--- Exercise brief ---
Search the records below for "true" and copy every line it turns up in.

--- Dataset records ---
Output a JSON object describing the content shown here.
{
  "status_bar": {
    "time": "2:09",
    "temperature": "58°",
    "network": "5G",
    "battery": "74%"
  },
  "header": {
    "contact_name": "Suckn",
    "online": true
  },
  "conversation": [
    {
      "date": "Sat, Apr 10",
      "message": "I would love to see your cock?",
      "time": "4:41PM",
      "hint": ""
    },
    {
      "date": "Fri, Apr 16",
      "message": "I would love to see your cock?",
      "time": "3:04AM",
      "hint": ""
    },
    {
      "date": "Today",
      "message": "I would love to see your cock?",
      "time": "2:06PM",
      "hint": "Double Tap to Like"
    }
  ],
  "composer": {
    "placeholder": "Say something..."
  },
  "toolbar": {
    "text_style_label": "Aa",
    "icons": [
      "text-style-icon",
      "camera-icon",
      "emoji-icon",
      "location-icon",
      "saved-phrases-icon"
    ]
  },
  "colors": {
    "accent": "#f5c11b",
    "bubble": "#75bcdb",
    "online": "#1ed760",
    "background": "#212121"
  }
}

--

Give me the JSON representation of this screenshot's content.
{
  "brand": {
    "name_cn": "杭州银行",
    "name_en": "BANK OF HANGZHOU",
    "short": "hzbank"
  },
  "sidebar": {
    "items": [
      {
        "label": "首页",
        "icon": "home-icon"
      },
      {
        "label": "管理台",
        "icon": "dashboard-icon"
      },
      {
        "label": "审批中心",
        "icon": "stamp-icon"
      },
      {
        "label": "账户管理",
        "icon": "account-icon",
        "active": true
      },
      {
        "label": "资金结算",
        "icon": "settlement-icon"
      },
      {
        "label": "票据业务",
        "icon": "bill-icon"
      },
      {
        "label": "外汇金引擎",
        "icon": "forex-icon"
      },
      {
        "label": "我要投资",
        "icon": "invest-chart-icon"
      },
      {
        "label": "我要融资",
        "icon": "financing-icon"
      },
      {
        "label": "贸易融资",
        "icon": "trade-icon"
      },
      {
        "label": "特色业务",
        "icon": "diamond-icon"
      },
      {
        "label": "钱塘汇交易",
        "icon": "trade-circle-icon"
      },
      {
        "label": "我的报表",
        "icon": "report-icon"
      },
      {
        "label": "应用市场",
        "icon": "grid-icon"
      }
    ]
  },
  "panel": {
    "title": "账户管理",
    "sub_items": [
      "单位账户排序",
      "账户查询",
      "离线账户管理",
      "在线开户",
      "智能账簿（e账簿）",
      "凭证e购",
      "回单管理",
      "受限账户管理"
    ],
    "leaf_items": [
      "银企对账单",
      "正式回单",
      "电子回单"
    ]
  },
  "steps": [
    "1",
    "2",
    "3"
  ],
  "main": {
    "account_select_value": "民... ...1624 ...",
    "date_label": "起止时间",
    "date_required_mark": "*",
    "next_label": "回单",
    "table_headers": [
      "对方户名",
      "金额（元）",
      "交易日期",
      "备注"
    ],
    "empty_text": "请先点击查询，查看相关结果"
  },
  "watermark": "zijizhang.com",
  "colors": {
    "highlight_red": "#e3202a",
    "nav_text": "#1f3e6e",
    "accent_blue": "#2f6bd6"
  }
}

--

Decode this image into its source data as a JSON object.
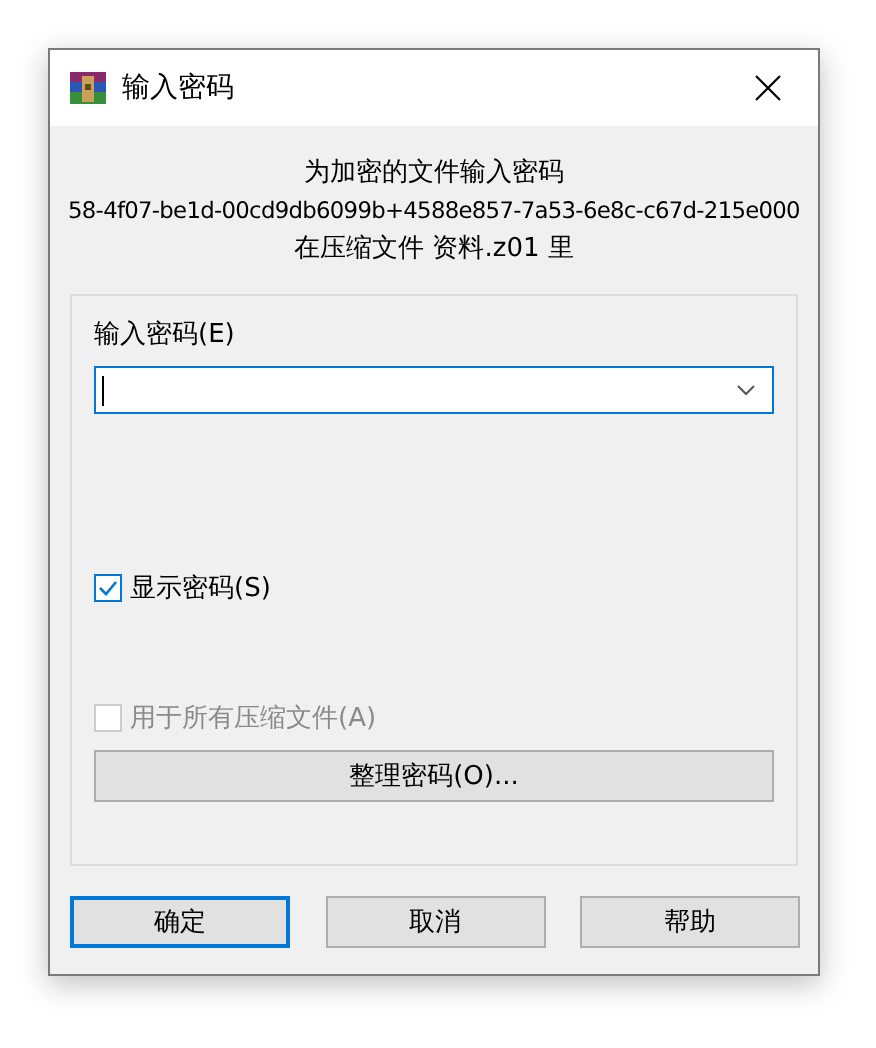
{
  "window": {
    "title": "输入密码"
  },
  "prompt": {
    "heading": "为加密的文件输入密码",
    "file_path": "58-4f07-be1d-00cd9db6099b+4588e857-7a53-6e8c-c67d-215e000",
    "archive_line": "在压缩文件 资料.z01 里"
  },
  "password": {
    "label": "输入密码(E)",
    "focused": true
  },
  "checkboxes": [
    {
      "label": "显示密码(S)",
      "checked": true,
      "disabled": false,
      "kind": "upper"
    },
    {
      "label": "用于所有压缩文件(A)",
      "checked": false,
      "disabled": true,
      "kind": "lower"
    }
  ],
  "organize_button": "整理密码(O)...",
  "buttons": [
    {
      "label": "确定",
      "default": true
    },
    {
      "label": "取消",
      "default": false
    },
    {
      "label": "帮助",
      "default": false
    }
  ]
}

--- Response to the exercise ---
    "online": true
        "active": true
    "focused": true
      "checked": true,
      "disabled": true,
      "default": true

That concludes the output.